What I love about the digital age we now live in is that it has suddenly made communities possible again. All those little sullen teenagers who make statements like “life is pain” can now find other people to bother. For readers and writers it means that, like a readers festival, we can gather in corners of the internet and proudly proclaim “I can read and I actually enjoy it!”
This means that now authors can speak to a writer’s group from the comfort of their own couch. Or they can speak to fans directly without having to wait for a book tour or festival. Writer’s can now grab some readers and ask them “Is it good enough?” and they can tell them “Yay!” or “Ow, my brain!”
I have previously mentioned how I stumbled across Steven’s first book here.

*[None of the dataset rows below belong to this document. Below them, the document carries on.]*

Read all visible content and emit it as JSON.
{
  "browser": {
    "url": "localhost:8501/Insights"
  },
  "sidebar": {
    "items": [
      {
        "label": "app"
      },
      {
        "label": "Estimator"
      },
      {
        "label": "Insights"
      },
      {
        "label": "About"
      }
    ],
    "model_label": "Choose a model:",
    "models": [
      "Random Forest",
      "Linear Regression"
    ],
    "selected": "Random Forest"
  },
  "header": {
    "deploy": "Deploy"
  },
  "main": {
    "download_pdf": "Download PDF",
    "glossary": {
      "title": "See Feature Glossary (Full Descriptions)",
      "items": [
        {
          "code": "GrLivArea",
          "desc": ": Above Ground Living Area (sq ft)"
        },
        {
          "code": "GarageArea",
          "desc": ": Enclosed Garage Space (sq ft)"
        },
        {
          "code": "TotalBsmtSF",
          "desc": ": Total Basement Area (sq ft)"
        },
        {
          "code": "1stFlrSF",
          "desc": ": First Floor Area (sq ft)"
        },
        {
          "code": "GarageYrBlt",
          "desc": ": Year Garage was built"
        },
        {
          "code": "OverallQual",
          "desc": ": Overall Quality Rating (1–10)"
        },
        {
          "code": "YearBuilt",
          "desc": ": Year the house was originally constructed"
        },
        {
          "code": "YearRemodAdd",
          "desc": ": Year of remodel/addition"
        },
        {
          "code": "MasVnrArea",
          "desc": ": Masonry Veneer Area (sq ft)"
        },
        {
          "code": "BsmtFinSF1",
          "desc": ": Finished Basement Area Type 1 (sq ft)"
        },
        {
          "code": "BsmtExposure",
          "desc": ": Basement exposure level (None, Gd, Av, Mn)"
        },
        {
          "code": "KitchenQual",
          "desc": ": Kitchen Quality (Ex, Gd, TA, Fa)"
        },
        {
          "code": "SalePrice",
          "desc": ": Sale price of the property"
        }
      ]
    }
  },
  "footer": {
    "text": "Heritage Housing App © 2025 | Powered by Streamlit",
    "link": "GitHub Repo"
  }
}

Well, when I congratulated him on his first book in an email, he suckered me into being a Beta Reader. By suckered I mean he offered me a free copy; by Beta Reader I mean I got to read it before anyone else!
Now normally a traditionally published author would have a team of publishing house people take a large cut of their book sales in order to tell them to rewrite it so that it is a teenage vampire romance novel – because they are hot right now. But in the world of the indie author, or is that the e-book author, no one can afford to end up co-writing with James Paterson. They have to find ways to turn out a quality product with as few costs as possible. Of course some authors aren’t concerned with things like spelling or grammar, and just release a book. True professionals, like Steven, wouldn’t dream of releasing anything but a professional quality book.
Enter the community.
Once again we find ourselves in touch with our peers. Instead of it being because we all live within a day’s horse ride of one another, now it is because the internet has connected us. Authors can help other authors. Fans can be friends with their favourite authors. Sure, you still get the annoying argumentative people who think ignorance is an opinion, but that is why the internet invented pwnage.
Now my experience in being a Beta Reader has been very positive. By the time I had a copy in my Tablet PC it was clear that Steven had done a lot of work on the novel – Peace Army. I actually spotted less typos, grammatical errors and spelling mistakes in his entire novel than in the middle section of the final Harry Potter novel (you know, the part were Harry, Ron and Hermione are wondering around camping for ages and you wonder when something will actually happen, but nothing does). Since Steve was still sending this book to an editor, myself and the other Betas were tasked with trying to spot plot holes, non-sequiturs, and frivolous inclusions of zombies. I really have to commend Steven on a novel that could have been something I was paying for, not reviewing.
This revival of an ancient (pre-2000 AD) practice is not without its problems. Without going into too much depth, I am actually a professional editor and have a few science degrees – some of them are from real universities! So not only have I been asked to rewrite entire articles that consist of the 7 words you can’t say on television, but I’ve made it coherent. So it is likely that I can contribute something of value as a Beta or editor. As a result I think that authors need to still be reliant on doing a good job themselves, finding Beta’s who can give positive criticism of value, and not be in too much of a rush to publish.
Of course I should offer up a few comments on Steven’s book. Peace Army is an interesting follow-up to the novel Peace Warrior. Once again Steven has hearkened back to the science fiction novels of old, while having an interesting take on a future Earth. The last third of the novel flew past and I had to remind myself to make notes as the book came to its finale. Even if Steven released this book right now without further changes and editing I’d not only be buying a copy myself but would recommend it for anyone who loves sci-fi. Keep an eye out for its release.
All just a little bit of history repeating: